Devonshire Splits

Today, when a Cream Tea is offered, Devonshire Splits are often replaced by scones. Scones can be very good with clotted cream and jam but the true Cream Tea served to visitors in the first half of the twentieth century consisted of splits, cream and home-made jam. Children were sometimes given splits with cream and Golden Syrup, which were known as “thunder and lightning”. Splits should contain very little sugar and plenty of salt and are good hot for breakfast or filled with ham or cheese for a picnic.


  • 1 lb (½ kg) strong flour
  • 2 tablespoons (30 g) castor sugar
  • cup (1.5 dl) lukewarm milk
  • teaspoons dried yeast
  • teaspoons salt
  • ¾ stick (90 g) butter


Mix 4 tablespoons of the flour with 1 teaspoon of the sugar in a large bowl.
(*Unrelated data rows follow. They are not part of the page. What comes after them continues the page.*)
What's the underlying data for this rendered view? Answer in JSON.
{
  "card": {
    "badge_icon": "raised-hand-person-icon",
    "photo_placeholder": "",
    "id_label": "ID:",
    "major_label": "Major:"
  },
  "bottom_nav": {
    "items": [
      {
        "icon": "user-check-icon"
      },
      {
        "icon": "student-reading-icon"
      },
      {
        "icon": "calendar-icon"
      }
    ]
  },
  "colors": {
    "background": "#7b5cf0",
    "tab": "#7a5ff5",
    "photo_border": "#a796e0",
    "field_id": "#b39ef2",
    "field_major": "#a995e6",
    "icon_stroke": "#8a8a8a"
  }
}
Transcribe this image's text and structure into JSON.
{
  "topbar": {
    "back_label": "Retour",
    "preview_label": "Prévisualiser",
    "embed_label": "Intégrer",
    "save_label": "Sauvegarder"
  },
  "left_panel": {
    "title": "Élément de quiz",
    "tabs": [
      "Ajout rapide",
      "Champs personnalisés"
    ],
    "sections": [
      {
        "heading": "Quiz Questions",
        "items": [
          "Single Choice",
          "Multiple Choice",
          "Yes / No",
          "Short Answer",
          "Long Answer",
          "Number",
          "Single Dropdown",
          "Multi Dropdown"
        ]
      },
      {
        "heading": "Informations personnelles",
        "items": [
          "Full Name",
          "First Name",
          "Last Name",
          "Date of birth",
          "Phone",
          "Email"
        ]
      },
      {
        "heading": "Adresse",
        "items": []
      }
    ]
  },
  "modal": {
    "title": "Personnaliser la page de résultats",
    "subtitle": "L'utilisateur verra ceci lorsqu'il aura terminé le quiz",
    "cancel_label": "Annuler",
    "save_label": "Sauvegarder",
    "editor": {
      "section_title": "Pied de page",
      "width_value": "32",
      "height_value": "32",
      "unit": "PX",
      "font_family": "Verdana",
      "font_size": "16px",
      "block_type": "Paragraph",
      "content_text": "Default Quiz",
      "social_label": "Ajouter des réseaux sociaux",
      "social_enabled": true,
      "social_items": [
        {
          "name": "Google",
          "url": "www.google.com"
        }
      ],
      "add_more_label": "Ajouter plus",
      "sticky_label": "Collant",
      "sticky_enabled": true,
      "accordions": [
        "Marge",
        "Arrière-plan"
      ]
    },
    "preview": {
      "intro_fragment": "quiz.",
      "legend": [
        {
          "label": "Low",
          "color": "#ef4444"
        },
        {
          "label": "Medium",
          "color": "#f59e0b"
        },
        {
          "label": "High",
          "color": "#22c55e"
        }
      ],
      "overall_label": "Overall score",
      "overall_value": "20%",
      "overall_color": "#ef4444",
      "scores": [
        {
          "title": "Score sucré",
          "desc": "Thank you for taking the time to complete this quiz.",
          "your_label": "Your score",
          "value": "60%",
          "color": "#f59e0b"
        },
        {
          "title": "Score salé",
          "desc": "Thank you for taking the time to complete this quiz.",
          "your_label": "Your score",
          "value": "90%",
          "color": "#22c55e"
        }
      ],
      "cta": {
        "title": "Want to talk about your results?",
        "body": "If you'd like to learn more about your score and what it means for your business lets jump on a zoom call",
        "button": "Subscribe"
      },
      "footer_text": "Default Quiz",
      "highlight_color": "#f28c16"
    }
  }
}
Mix the milk with 2 tablespoons of lukewarm water, stir in the yeast and when it has dissolved pour the mixture into the flour and sugar. Mix well, cover the bowl and leave in a warm place for 30 minutes or until frothy.

Mix together the remaining flour, sugar and the salt. Heat the butter so that it is just soft and beginning to run. When the yeast has frothed the liquid, stir in the flour and then mix in the butter well. Work the mixture into a dough with your hands until it leaves the bowl clean. Turn on to a floured board and knead until you have a smooth dough — this usually takes 3 to 4 minutes. Cover and leave in a warm place to rise until the dough has doubled in bulk.

Knead lightly again and divide into 14 pieces. Roll each piece into a ball and put them well apart on greased and floured baking tins. Cover again and leave to rise for 30 minutes. Bake in the centre of a hot oven, 425°F (220°C, Gas Mark 7), for 20 minutes.